One day prior, part of Beaudouin Market caught on fire in Jacmel during the wee hours of Apr. 19. No injuries or deaths were reported but vendors were left in tears after their goods were burned. 

In Gonaives Apr. 18, police officer Blémur Accilé shot his sister Wisline Accilé, his niece Roosederlie Céide, his brother-in-law Yfradieu Céide, then killed himself Apr. 18. He had apparently suffered from mental illnesses, a spokesperson for the Haitian National Police told The Haitian Times.

Earlier on Apr. 16, at least six people died in a truck accident in Meyer, a village in Jacmel. The truck, which was carrying rara revelers, crashed and overturned onto several people.

A boat also sank in Jacmel, local officials said. Authorities have yet to say if there were any deaths nor provided any details.

“I am deeply saddened after having learned the news of the accident, in Méyer, commune of Jacmel, that caused several victims, including deaths and injuries,” Prime Minister Ariel Henry tweeted the day of the truck wreck. “I offer my condolences to the families of the victims of this new tragedy, while renewing my full support.”

Henry said on Twitter that he has ordered officials to investigate the cause of the plane crash and the fire at Beaudouin Market. 

Hitting rock bottom with “preventable” tragedies 

Henry has yet to say how he plans to assist the victims. Numerous Haitians near and far say the fatal incidents leave them feeling desolate and even more worried.

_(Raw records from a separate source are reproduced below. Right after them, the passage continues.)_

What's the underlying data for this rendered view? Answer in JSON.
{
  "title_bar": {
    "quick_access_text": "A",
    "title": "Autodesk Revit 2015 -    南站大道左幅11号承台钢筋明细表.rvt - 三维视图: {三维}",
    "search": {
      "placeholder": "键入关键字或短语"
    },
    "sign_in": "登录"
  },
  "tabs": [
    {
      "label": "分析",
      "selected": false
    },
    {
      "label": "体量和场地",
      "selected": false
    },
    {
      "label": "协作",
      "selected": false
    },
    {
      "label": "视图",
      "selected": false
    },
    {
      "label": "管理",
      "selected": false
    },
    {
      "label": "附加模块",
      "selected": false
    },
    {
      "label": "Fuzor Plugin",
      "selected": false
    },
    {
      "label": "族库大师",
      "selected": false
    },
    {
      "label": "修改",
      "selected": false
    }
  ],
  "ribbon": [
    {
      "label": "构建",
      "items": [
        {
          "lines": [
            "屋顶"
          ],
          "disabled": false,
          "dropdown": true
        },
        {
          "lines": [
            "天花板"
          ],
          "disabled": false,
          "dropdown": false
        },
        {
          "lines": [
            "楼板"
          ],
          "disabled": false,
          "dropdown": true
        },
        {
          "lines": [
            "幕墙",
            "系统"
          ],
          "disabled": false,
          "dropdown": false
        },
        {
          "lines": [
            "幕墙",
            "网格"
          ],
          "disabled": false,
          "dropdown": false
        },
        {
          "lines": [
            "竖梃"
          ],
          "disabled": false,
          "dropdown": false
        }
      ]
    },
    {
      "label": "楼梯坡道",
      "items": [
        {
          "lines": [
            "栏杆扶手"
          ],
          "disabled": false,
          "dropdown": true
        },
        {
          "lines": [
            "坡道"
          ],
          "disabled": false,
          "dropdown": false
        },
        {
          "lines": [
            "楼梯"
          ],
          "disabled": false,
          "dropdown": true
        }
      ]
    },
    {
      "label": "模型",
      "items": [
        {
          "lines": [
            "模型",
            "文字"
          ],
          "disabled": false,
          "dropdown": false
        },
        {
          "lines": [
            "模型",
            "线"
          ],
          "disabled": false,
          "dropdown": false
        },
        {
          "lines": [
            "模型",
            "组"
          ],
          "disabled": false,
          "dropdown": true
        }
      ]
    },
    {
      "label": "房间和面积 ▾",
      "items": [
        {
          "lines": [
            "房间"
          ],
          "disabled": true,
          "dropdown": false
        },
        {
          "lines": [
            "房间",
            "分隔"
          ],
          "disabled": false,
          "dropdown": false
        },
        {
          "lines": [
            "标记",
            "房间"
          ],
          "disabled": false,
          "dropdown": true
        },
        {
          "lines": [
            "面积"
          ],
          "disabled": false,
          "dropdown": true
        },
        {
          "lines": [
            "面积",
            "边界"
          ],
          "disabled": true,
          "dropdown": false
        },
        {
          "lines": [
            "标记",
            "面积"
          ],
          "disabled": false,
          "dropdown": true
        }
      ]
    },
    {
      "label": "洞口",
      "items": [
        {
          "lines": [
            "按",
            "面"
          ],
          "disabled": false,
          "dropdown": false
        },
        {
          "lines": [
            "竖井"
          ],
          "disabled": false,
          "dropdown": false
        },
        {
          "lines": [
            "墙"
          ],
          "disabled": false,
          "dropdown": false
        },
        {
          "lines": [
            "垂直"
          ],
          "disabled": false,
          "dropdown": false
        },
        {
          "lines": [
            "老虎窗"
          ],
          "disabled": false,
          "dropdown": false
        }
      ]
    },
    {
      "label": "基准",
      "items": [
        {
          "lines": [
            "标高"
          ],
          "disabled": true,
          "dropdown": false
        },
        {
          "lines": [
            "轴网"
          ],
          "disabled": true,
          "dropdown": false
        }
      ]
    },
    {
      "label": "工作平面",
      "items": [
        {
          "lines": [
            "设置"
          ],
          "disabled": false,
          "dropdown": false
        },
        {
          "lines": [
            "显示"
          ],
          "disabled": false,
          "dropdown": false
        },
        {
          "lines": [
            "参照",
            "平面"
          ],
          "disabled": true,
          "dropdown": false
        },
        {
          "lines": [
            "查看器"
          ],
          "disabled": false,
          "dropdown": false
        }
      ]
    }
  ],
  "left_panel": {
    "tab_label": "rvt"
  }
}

“Every problem leads to another,” Melanie Bastien, an activist, commented on Twitter about the plane crash. “When will we stop watching Haiti hit rock bottom?”

Maureen Petit-Frere, a feminist, also took to social media to urge authorities to push for better airplane maintenance. 

“It’s regrettable that we’re counting dead people every day like that,” Petit-Frere commented on Twitter. “Those catastrophes can be prevented.”

Gédéus, a lawyer by trade, said, “The state [country’s government] is nonexistent. Everyone is on their own. I don’t see hope.”

Join the Conversation


  1. Does Haiti have a FAA type of national organization like in the United States to ensure the planes meet international standard to fly commercially and if they have insurance to compensate the families of the victims in case of fatality.

Leave a comment

Your email address will not be published. Required fields are marked *